CET and Interior Design students apply skill sets in real-world project
Spring 2014 marked a new partnership between the Hmong American Farmers Association, or HAFA, and Dakota County Technical College. The partnership is organized around a service-learning project that harnesses the know-how of students in the college’s Civil Engineering Technology and Interior Design programs. Faculty in both programs are working with their students to help prepare a new HAFA land acquisition for agricultural use.

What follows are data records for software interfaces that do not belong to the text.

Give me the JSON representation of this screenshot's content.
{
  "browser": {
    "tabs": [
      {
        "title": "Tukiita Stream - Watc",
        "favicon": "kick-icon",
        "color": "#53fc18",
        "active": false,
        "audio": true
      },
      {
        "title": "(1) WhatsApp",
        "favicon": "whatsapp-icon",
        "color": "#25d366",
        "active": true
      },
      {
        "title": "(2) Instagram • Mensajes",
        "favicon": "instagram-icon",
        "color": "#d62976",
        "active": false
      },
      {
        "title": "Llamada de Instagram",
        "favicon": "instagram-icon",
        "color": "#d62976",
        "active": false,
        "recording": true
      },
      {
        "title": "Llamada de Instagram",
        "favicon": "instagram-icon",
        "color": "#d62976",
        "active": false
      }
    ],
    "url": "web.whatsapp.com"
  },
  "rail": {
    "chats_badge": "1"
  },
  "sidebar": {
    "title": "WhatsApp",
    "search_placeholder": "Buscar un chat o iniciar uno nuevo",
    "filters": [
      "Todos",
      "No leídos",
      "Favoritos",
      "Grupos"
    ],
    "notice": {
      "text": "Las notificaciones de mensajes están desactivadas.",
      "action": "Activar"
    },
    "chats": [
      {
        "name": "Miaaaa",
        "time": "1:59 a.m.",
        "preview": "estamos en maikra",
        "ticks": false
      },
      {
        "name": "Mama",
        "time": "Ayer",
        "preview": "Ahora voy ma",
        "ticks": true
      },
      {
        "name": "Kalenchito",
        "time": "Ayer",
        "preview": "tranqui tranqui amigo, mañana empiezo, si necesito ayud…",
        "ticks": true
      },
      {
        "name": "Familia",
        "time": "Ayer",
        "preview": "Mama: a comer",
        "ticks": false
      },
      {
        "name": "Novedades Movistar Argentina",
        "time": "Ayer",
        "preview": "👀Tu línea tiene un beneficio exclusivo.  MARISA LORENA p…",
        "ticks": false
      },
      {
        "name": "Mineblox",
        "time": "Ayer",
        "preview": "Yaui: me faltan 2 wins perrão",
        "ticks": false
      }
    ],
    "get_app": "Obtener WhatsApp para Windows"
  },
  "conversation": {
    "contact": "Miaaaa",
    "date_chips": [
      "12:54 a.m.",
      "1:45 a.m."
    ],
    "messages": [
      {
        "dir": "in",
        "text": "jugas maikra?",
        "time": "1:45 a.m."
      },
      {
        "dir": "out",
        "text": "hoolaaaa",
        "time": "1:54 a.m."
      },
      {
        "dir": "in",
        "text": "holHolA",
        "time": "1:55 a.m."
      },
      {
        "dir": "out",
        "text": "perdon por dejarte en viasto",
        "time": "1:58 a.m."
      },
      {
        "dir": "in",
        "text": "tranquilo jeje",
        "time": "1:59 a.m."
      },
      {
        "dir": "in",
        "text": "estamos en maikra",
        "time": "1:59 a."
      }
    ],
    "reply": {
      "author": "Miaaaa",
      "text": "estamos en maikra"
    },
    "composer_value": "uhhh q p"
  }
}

Janssen Hang, the senior organizer at HAFA, reported that his organization acquired the land, now known as HAFA Farm, with help from an angel investor. “This spring, HAFA members will be farming the parcel, growing an assortment of vegetables and flowers for sale at the local farmers market and through HAFA’s Alternative Markets Program to Minneapolis Public Schools and Fairview Hospitals,” Janssen said, noting that HAFA Farm also provides opportunities for Hmong American farmers to sell fresh produce through the HAFA CSA, or Community Supported Agriculture. “Moreover, the land acquisition has helped cultivate new practices such as record-keeping, accessing microloans, high-tunnel production, cover crops and, most importantly, partnerships.”
Located on a 155-acre homestead site near the Vermillion River just west of U.S. Highway 52 in Dakota County, HAFA Farm features a century-old farmhouse, a number of outbuildings and a stave silo. The service-learning project focuses on two fronts, reconfiguring the acreage to allocate small plots for Hmong American farmers and redesigning the interior layout of the farmhouse to create a first-floor office setting and a second-floor living corridor for interns and volunteers.
“The interior design students tackled the farmhouse, taking measurements and bringing their creativity to redesign a suitable space to meet the intent of the structure,” Janssen said, adding that civil engineering technology students surveyed the property, evaluated contour and provided a plan for subdividing 125 acres into five-acre parcels that 16 Hmong American farmers will begin working spring 2014.